Have you taken a peek at Andean Treasure lately? It’s one of those yarns that I forget about until I see a project in it and then I’m instantly reminded about how wonderful it is. This time it was the utter adorableness of the photo we just took for the catalog.
After a pretty busy summer, I was finally able to take a vacation. Of course for me, vacation equals very little human contact and lots of dust. It was off to the desert for me!
I love the high desert of Oregon, and spend as much time there as possible. When I’m back in civilization, I notice that I tend to favor desert colors in decor and clothing. So it should come as no surprise that the colors of Wool of the Andes Superwash that I’d picked out to play with are straight out of no-man’s land.
The most important thing I’ve learned from our recent foray into Instagram is that you folks are taking your knitted and crocheted works-in-progress EVERYWHERE: parks, gyms, schools, buses, planes, beaches, literal mountain tops, you-name-it.
That’s why I’m pleased to announce “Yarn with a View”, our first-ever Instagram contest! It’s a chance for you to share the gorgeousness of your projects, your versatility as an on-the-go crafter—and maybe win a delightful $50 Knit Picks gift card in the process.
I’m getting really close to finishing my Chroma blanket!
Out of 120 5″ squares, I’ve crocheted over 100 of them. I only have three more rows of squares to attach, and then it’s on to the border! It’s already big enough to provide some serious warmth.

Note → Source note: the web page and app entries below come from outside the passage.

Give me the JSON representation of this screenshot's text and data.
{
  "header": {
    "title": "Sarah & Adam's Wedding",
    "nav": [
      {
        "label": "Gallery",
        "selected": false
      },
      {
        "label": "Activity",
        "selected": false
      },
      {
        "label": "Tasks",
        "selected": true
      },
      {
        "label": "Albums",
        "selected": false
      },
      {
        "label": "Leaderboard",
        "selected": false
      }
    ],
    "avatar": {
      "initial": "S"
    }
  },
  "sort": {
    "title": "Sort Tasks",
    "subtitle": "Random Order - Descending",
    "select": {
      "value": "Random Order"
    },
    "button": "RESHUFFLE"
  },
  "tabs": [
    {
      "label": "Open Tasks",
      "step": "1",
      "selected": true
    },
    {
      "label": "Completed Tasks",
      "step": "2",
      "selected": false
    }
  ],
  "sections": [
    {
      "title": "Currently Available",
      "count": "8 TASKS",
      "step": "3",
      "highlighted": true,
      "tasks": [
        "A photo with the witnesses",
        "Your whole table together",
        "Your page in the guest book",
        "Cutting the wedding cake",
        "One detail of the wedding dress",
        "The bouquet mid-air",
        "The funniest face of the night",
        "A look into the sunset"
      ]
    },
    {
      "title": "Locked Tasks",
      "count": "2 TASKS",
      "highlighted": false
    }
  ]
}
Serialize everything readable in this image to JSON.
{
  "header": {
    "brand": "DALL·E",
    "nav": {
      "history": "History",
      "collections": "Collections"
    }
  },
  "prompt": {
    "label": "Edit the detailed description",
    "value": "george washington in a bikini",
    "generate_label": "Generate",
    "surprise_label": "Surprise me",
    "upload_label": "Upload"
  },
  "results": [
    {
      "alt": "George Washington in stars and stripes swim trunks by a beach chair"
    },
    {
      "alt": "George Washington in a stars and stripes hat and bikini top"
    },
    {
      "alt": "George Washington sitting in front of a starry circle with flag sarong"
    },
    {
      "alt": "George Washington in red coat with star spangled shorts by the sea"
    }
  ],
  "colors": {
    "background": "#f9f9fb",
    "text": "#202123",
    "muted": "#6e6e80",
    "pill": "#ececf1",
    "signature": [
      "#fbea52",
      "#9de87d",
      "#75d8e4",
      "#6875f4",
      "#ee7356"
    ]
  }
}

One of the projects on my “someday” list has been a worsted weight shawl. I’ve always wanted to have a a touch of Kirsten Larson and Laura Ingalls in my life… even if the weather isn’t always quite right and I’m not about to be tossing one over my shoulders before I head out to milk some sassy milk cows in the dead of winter. At least not any time soon. Sylvia Bo Bilvia’s Lonely Tree Shawl has been in my Ravelry queue forever, just waiting for the perfect yarn to cast on with.
Check out our new Stroll Tweed yarn! Once, a few years ago we had a yarn with the same name, however we’ve gone back to the drawing board when it came to the tweed nepps since then and I’m delighted to show you what we’ve come up with! I love the rich color palette we’ve chosen and the new natural-colored flecks. I love using the Stroll family for washable fingering weight projects (especially baby sweaters!) and Stroll Tweed. The minute we opened the box of our photography samples I grabbed a bag of the Indigo Heather (the prettiest purple-blue I’ve EVER seen!) and got to work picking out a pattern.
When I went back to visit family on the east coast a few months ago, I had the opportunity to grab some hand-me-downs from my granny’s house. I was able to go back in time and send myself an entire box of my great-grandmother’s linens!
What amazes and inspires me about the treasure trove of table dressings I now possess is not just the quality of the work, but the quality of the care shown by my great grandmother and my granny over the last 75-100 years.
As you may have noticed in my last crochet post, I’m hard at work on another monstrous crochet project. I’ve taken a break from the wee stitches of doilies and settled in with some repetitive Circled Squares in Chroma!
Finny isn’t the only one who is rather smitten with this afghan-in-progress. My other little guy has been seeking out any part of it – loose squares and all – to nestle in to. But most of the time it’s draped across the couch – I’m already using it, even though it’s not even halfway assembled yet!
I’m pretty sure that I just took my crochet skills to a whole new level this past launch when I released my very first pattern (the Luminarie Cozy and Hanging Planter Pattern) as part of Knit Picks, for free! I can’t tell you how excited I am to share what I’ve been tinkering with since we got our first samples of our new Curio crochet thread in the office.
To understand the doily, you must make the doily.I really get this now. As a kid and even into adulthood, my brother and I would use ‘doily’ as a way to denote that something was old fashioned or fuddy-duddy. (e.g: “geez, dad, why don’t you put those vinyl records with your doilies?”)
But then along came Curio, and everything changed.
Since beginning my crochet quest earlier this year, I’ve really come to love the intricate patterns in fine gauge crochet items like doilies and trims. Not that I didn’t find them beautiful before, but being able to really see the work in them was a new experience. With Curio gleaming like a new day on my desk, I couldn’t help it. I looked for some free vintage doily patterns, and started wading through my first attempt.